── DATA SUPPLIED ──

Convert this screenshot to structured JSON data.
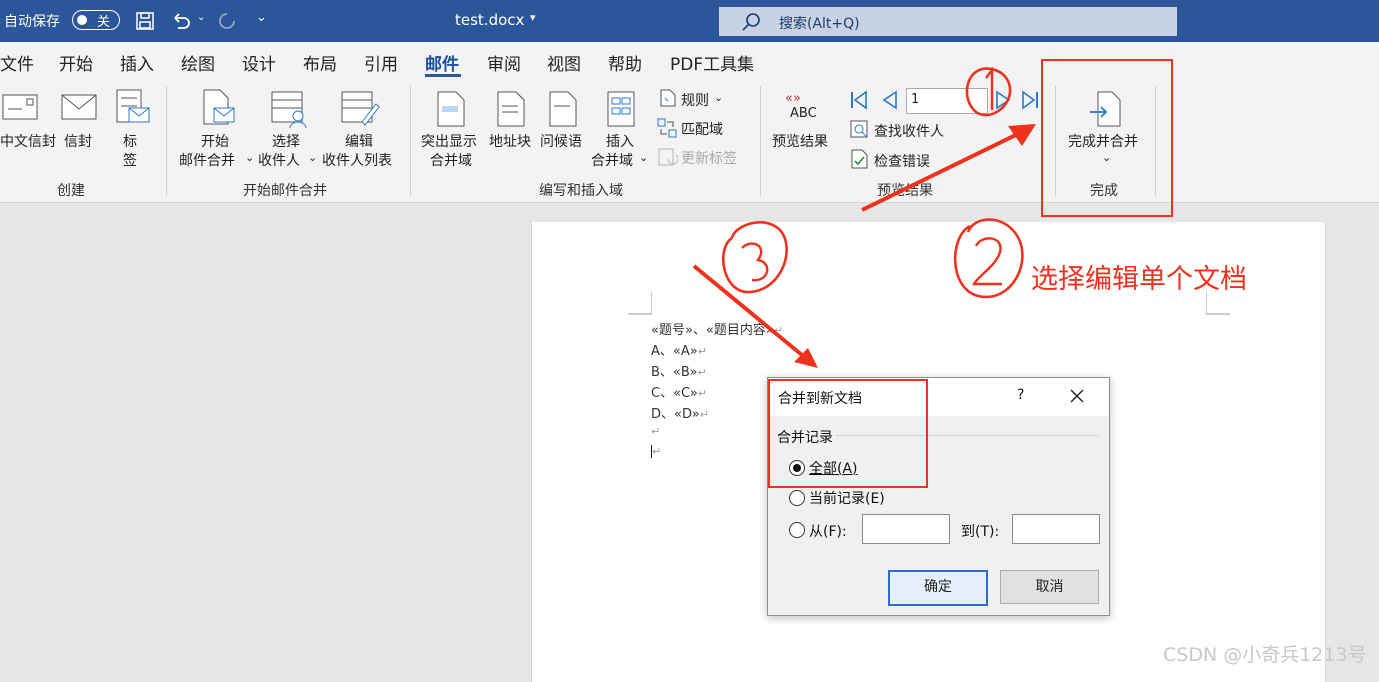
{
  "titlebar": {
    "autosave_label": "自动保存",
    "autosave_state": "关",
    "filename": "test.docx",
    "search_placeholder": "搜索(Alt+Q)"
  },
  "tabs": [
    "文件",
    "开始",
    "插入",
    "绘图",
    "设计",
    "布局",
    "引用",
    "邮件",
    "审阅",
    "视图",
    "帮助",
    "PDF工具集"
  ],
  "active_tab": "邮件",
  "ribbon": {
    "create": {
      "group_label": "创建",
      "buttons": [
        "中文信封",
        "信封",
        "标",
        "签"
      ]
    },
    "start_merge": {
      "group_label": "开始邮件合并",
      "start": [
        "开始",
        "邮件合并"
      ],
      "select": [
        "选择",
        "收件人"
      ],
      "edit": [
        "编辑",
        "收件人列表"
      ]
    },
    "write_insert": {
      "group_label": "编写和插入域",
      "highlight": [
        "突出显示",
        "合并域"
      ],
      "address_block": "地址块",
      "greeting": "问候语",
      "insert_field": [
        "插入",
        "合并域"
      ],
      "rules": "规则",
      "match_fields": "匹配域",
      "update_labels": "更新标签"
    },
    "preview": {
      "group_label": "预览结果",
      "preview_button": "预览结果",
      "abc": "ABC",
      "record_number": "1",
      "find_recipient": "查找收件人",
      "check_errors": "检查错误"
    },
    "finish": {
      "group_label": "完成",
      "finish_merge": "完成并合并"
    }
  },
  "document": {
    "lines": [
      "«题号»、«题目内容»",
      "A、«A»",
      "B、«B»",
      "C、«C»",
      "D、«D»"
    ],
    "pilcrow": "↵"
  },
  "dialog": {
    "title": "合并到新文档",
    "help": "?",
    "section_label": "合并记录",
    "option_all": "全部(A)",
    "option_current": "当前记录(E)",
    "option_from": "从(F):",
    "to_label": "到(T):",
    "from_value": "",
    "to_value": "",
    "selected": "all",
    "ok_label": "确定",
    "cancel_label": "取消"
  },
  "annotations": {
    "note": "选择编辑单个文档"
  },
  "watermark": "CSDN @小奇兵1213号",
  "colors": {
    "titlebar": "#2b579a",
    "annotation_red": "#f0311e",
    "ribbon_bg": "#f3f3f3"
  }
}
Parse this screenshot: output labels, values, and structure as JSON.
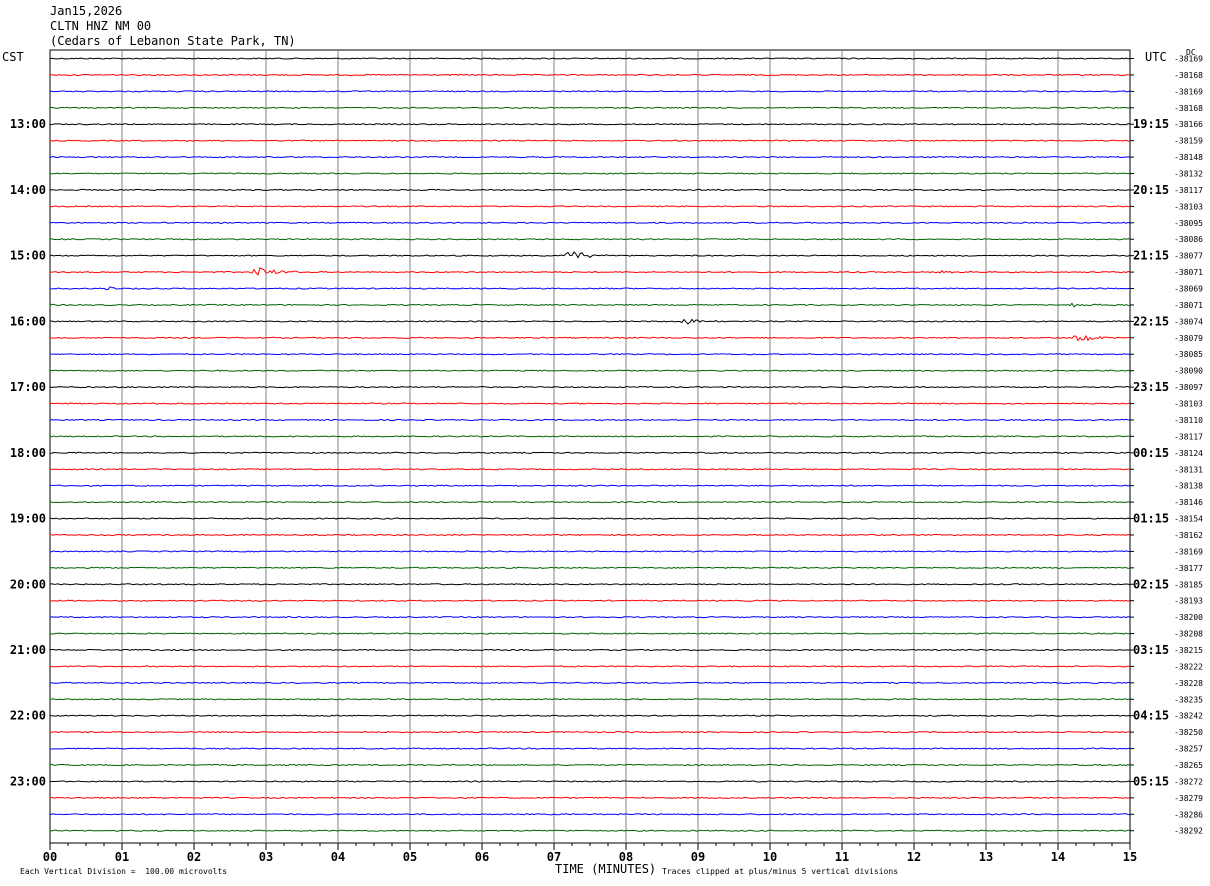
{
  "header": {
    "date": "Jan15,2026",
    "station": "CLTN HNZ NM 00",
    "location": "(Cedars of Lebanon State Park, TN)"
  },
  "labels": {
    "left_timezone": "CST",
    "right_timezone": "UTC",
    "dc_header": "DC"
  },
  "footer": {
    "scale": "Each Vertical Division =  100.00 microvolts",
    "xlabel": "TIME (MINUTES)",
    "clip_note": "Traces clipped at plus/minus 5 vertical divisions"
  },
  "colors": {
    "trace_cycle": [
      "#000000",
      "#ff0000",
      "#0000ff",
      "#006400"
    ],
    "grid": "#808080"
  },
  "chart_data": {
    "type": "line",
    "title": "CLTN HNZ NM 00",
    "xlabel": "TIME (MINUTES)",
    "xlim": [
      0,
      15
    ],
    "x_ticks": [
      "00",
      "01",
      "02",
      "03",
      "04",
      "05",
      "06",
      "07",
      "08",
      "09",
      "10",
      "11",
      "12",
      "13",
      "14",
      "15"
    ],
    "rows_per_hour": 4,
    "left_hour_labels": [
      "13:00",
      "14:00",
      "15:00",
      "16:00",
      "17:00",
      "18:00",
      "19:00",
      "20:00",
      "21:00",
      "22:00",
      "23:00"
    ],
    "right_hour_labels": [
      "19:15",
      "20:15",
      "21:15",
      "22:15",
      "23:15",
      "00:15",
      "01:15",
      "02:15",
      "03:15",
      "04:15",
      "05:15"
    ],
    "first_labeled_row": 4,
    "dc_offsets": [
      "-38169",
      "-38168",
      "-38169",
      "-38168",
      "-38166",
      "-38159",
      "-38148",
      "-38132",
      "-38117",
      "-38103",
      "-38095",
      "-38086",
      "-38077",
      "-38071",
      "-38069",
      "-38071",
      "-38074",
      "-38079",
      "-38085",
      "-38090",
      "-38097",
      "-38103",
      "-38110",
      "-38117",
      "-38124",
      "-38131",
      "-38138",
      "-38146",
      "-38154",
      "-38162",
      "-38169",
      "-38177",
      "-38185",
      "-38193",
      "-38200",
      "-38208",
      "-38215",
      "-38222",
      "-38228",
      "-38235",
      "-38242",
      "-38250",
      "-38257",
      "-38265",
      "-38272",
      "-38279",
      "-38286",
      "-38292"
    ],
    "events": [
      {
        "row": 12,
        "minute": 7.2,
        "amplitude": 0.9
      },
      {
        "row": 13,
        "minute": 2.85,
        "amplitude": 1.0
      },
      {
        "row": 13,
        "minute": 12.3,
        "amplitude": 0.25
      },
      {
        "row": 14,
        "minute": 0.8,
        "amplitude": 0.25
      },
      {
        "row": 15,
        "minute": 14.2,
        "amplitude": 0.25
      },
      {
        "row": 16,
        "minute": 8.8,
        "amplitude": 0.35
      },
      {
        "row": 17,
        "minute": 14.25,
        "amplitude": 0.75
      }
    ]
  }
}
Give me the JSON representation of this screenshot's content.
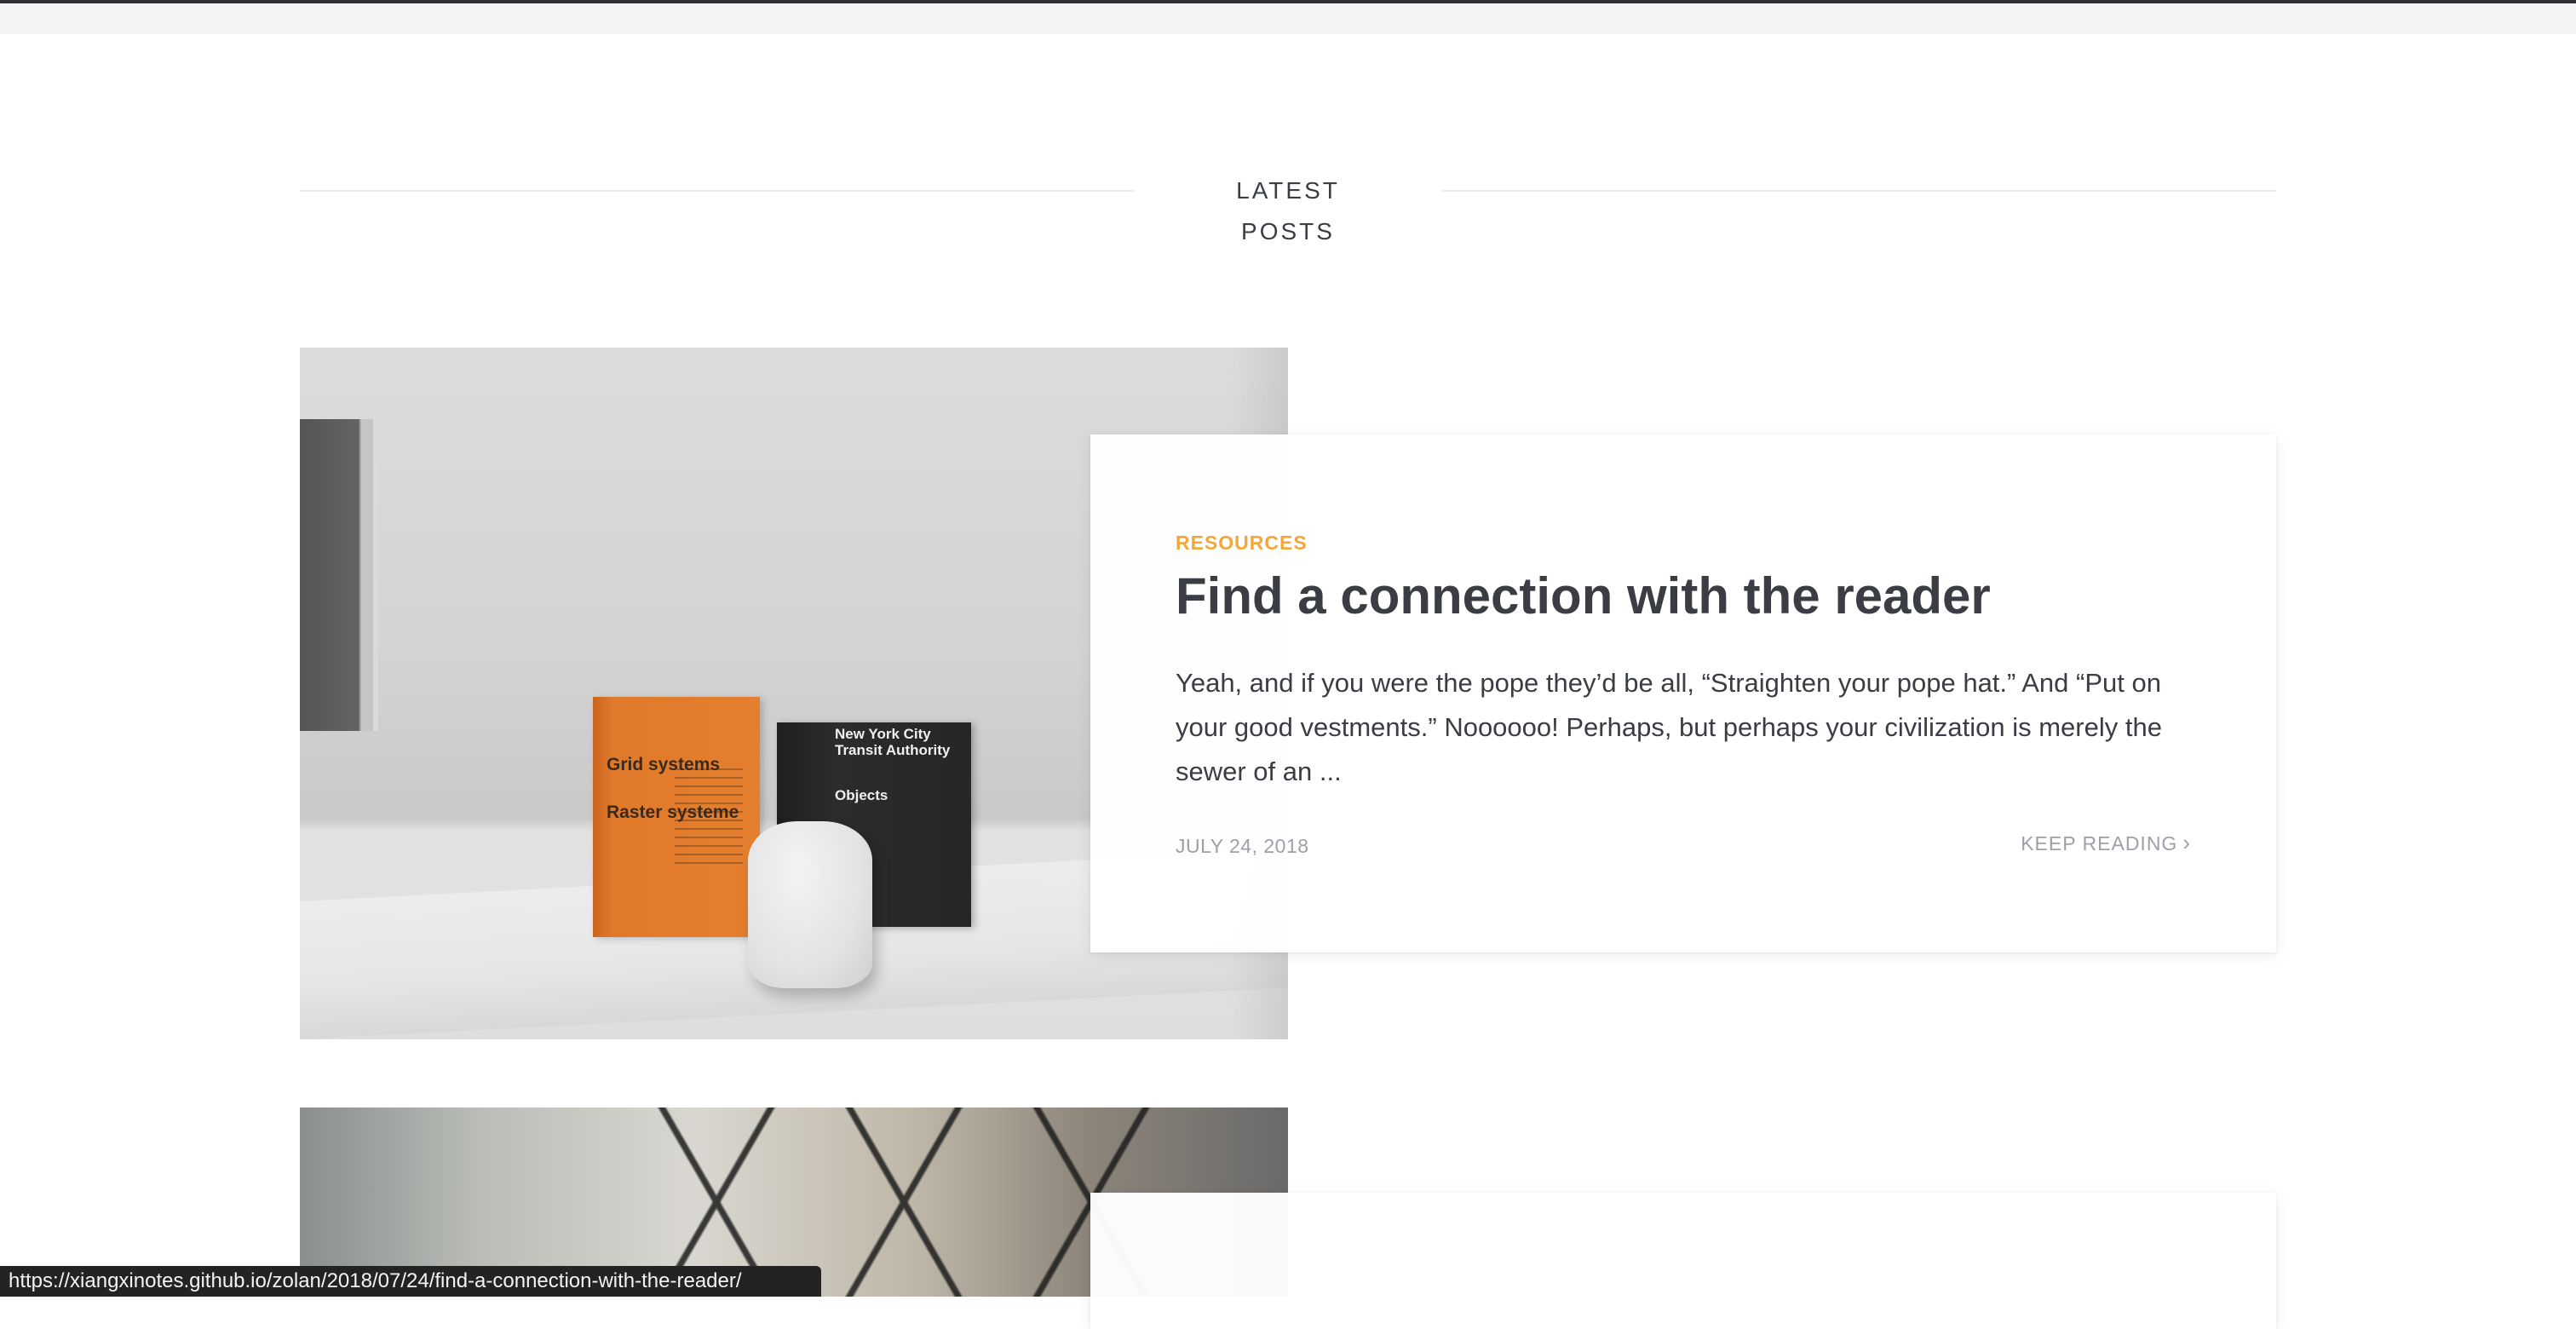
{
  "section": {
    "title": "LATEST POSTS"
  },
  "posts": [
    {
      "category": "RESOURCES",
      "title": "Find a connection with the reader",
      "excerpt": "Yeah, and if you were the pope they’d be all, “Straighten your pope hat.” And “Put on your good vestments.” Noooooo! Perhaps, but perhaps your civilization is merely the sewer of an ...",
      "date": "JULY 24, 2018",
      "keep_reading": "KEEP READING",
      "image": {
        "book_orange_title_1": "Grid systems",
        "book_orange_title_2": "Raster systeme",
        "book_black_title": "New York City Transit Authority",
        "book_black_subtitle": "Objects"
      }
    }
  ],
  "status_bar": {
    "url": "https://xiangxinotes.github.io/zolan/2018/07/24/find-a-connection-with-the-reader/"
  },
  "icons": {
    "keep_reading_chevron": "chevron-right-icon"
  },
  "colors": {
    "category": "#f2a73b",
    "text": "#3a3e44",
    "muted": "#9da1a6"
  }
}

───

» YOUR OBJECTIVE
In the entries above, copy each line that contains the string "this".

» RESPONSE TO THE TASK
Convert this screenshot to structured JSON data.
Parse this screenshot: output labels, values, and structure as JSON.
Give me the JSON representation of this screenshot's content.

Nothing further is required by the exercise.